Even though wildfires have the impression of being rural, remote and on wildlands, that is not always the case. Brush, grass or forest fires can occur anywhere. Any igniter, be it lightning, an electrical spark, hot embers, a cigarette butt or an out-of-control campfire, mixed with the right conditions—dead trees, dry grasses or other combustibles—can lead to a wildfire. Add in hot, dry and windy weather and the outcome could be disastrous and deadly. According to Deaton, wildland fires can throw hot embers up to a mile in windy conditions, meaning the fire easily becomes volatile, unpredictable and fast moving.
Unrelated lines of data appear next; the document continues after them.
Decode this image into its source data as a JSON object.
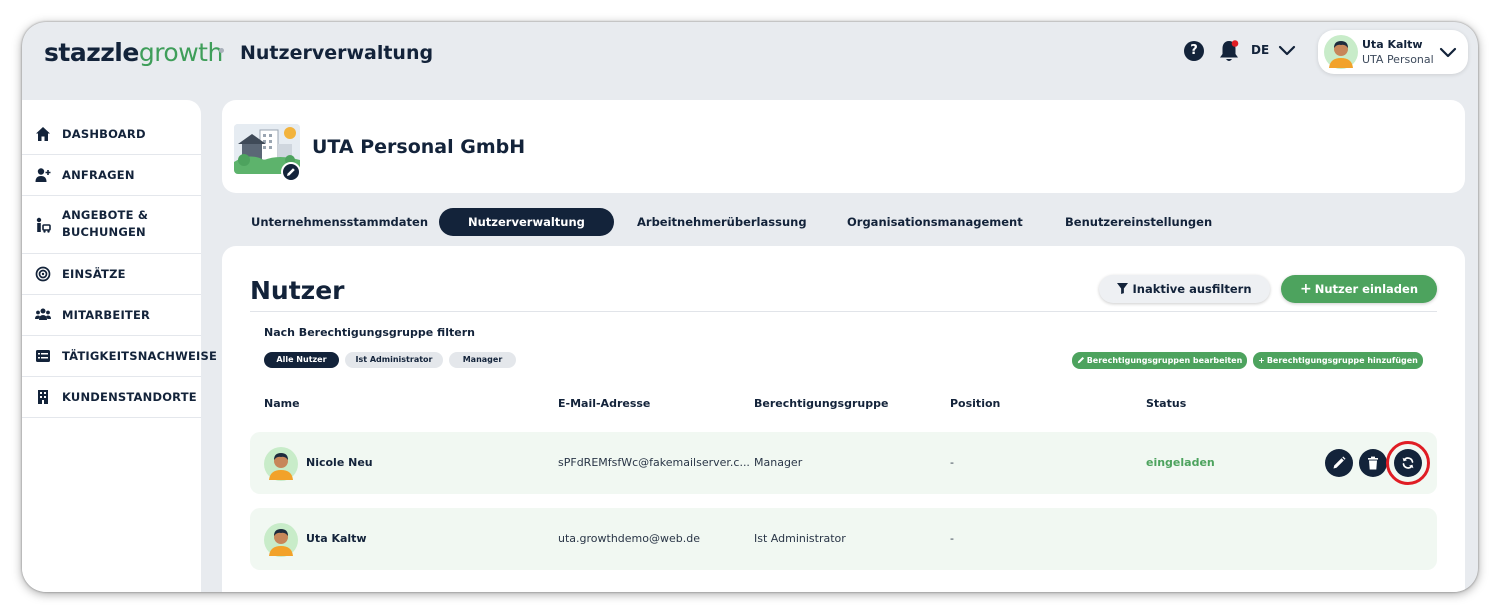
{
  "app": {
    "logo_part1": "stazzle",
    "logo_part2": "growth",
    "page_heading": "Nutzerverwaltung"
  },
  "header": {
    "help_label": "?",
    "language": "DE",
    "user": {
      "name": "Uta Kaltw",
      "company": "UTA Personal"
    }
  },
  "sidebar": {
    "items": [
      {
        "label": "DASHBOARD",
        "icon": "home-icon"
      },
      {
        "label": "ANFRAGEN",
        "icon": "user-plus-icon"
      },
      {
        "label": "ANGEBOTE &\nBUCHUNGEN",
        "icon": "person-cart-icon"
      },
      {
        "label": "EINSÄTZE",
        "icon": "target-icon"
      },
      {
        "label": "MITARBEITER",
        "icon": "users-icon"
      },
      {
        "label": "TÄTIGKEITSNACHWEISE",
        "icon": "list-icon"
      },
      {
        "label": "KUNDENSTANDORTE",
        "icon": "building-icon"
      }
    ]
  },
  "company": {
    "name": "UTA Personal GmbH"
  },
  "tabs": [
    {
      "label": "Unternehmensstammdaten",
      "active": false
    },
    {
      "label": "Nutzerverwaltung",
      "active": true
    },
    {
      "label": "Arbeitnehmerüberlassung",
      "active": false
    },
    {
      "label": "Organisationsmanagement",
      "active": false
    },
    {
      "label": "Benutzereinstellungen",
      "active": false
    }
  ],
  "main": {
    "title": "Nutzer",
    "filter_button": "Inaktive ausfiltern",
    "invite_button": "Nutzer einladen",
    "filter_label": "Nach Berechtigungsgruppe filtern",
    "filter_chips": [
      "Alle Nutzer",
      "Ist Administrator",
      "Manager"
    ],
    "edit_groups_button": "Berechtigungsgruppen bearbeiten",
    "add_group_button": "Berechtigungsgruppe hinzufügen",
    "columns": [
      "Name",
      "E-Mail-Adresse",
      "Berechtigungsgruppe",
      "Position",
      "Status"
    ],
    "rows": [
      {
        "name": "Nicole Neu",
        "email": "sPFdREMfsfWc@fakemailserver.c...",
        "group": "Manager",
        "position": "-",
        "status": "eingeladen"
      },
      {
        "name": "Uta Kaltw",
        "email": "uta.growthdemo@web.de",
        "group": "Ist Administrator",
        "position": "-",
        "status": ""
      }
    ]
  },
  "colors": {
    "navy": "#13233a",
    "green": "#4da35e",
    "background": "#e8ebef",
    "highlight": "#e01d24"
  }
}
Although there is no way to eliminate the threat from wildfires, you can work to mitigate the risk. First, before wildfire season (summer and fall) even begins, make sure your house and property are safe. The easiest thing to do is remove anything flammable from next to your house or buildings. Make sure gas cans, firewood, hay bales and other flammables are at least 30 feet away from structures. Also make sure the plants and trees near structures are trimmed and thinned. During the dry months, use irrigation to keep your lawn, landscaping and plants wet and lush in the defensible space around your home. Keep debris cleared away from under your deck, in your gutters and around your home. Then, work to thin trees and remove low branches on any trees within 30 feet from a structure to create a fuel break. In a wildfire, this could save your home, your property and your family.

“All fires start from a single ignition. A spark on a pile of dead leaves is all it can take.”

If a wildfire starts anywhere near your property, hopefully most fuels or combustibles are already far from any structures, but act quickly to double-check. Especially in dry, hot and windy conditions, watch for any embers flying onto your property. Keep an extra eye on the roof, gutters and anywhere fuels collect, like stacked firewood. Get any fuels—such as patio furniture, rugs, excessive landscaping and decorations— as far away from structures as possible. Finally, make sure you are personally prepared for an evacuation. Pack all emergency items, including medicine, important paperwork, valuables and select sentimental items. Preparing these items ahead of time will help you make sure you got everything. Once you evacuate, you usually won’t be allowed to go back home until the threat has passed and, if the worst occurs, you will have nothing to go home to. Do your best to mentally prepare yourself for this. Figure out where communications will be coming from and who to contact with questions regarding the fire. Adequately preparing your property before a fire can help save it when a wildland fire strikes.


Regardless of what type of fire you encounter, be smart, be prepared and keep all fuels and family members away from the fire. Fire plus oxygen plus heat equals unpredictable, volatile and dangerous.




  1. Never throw cigarette butts out of the window or onto the ground.
  2. Use precaution when burning leaves or household debris, obtain the right permits and only burn in safe places on calm days.
  3. If you notice smoke, call 9-1-1 immediately. The quicker emergency personnel respond to wildland fires, the less likely the fire will develop into a destructive force.
  4. Do your best to remove fuels from your property, including dead trees, and keep combustibles 30 feet from structures.
  5. Create a relationship with your neighbors to help with mitigation and emergency planning. Visit to learn how.
  6. Use fire-resistant building and landscaping materials.
  7. Thin trees and remove low-hanging branches.
  8. Remove leaves and sticks from your roof, gutters, under your deck and near your house.



  • Only start campfires in designated, approved places.
  • Never start a campfire during a burning ban or in high-wind situations.
  • Before starting a fire, make sure the area is clear of dead leaves and other dry debris.
  • Keep all people and flammable materials at least 3 feet away from the fire.
  • Keep the fire small and contained.
  • Never leave fires unattended.
  • Always be watching for hot embers leaving the fire. If an ember flies away and catches other fuels on fire, call 9-1-1 and use water or dirt to try to contain or put out the fire.



Editor’s note: A version of this article first appeared in the June 2014 print issue of American Survival Guide.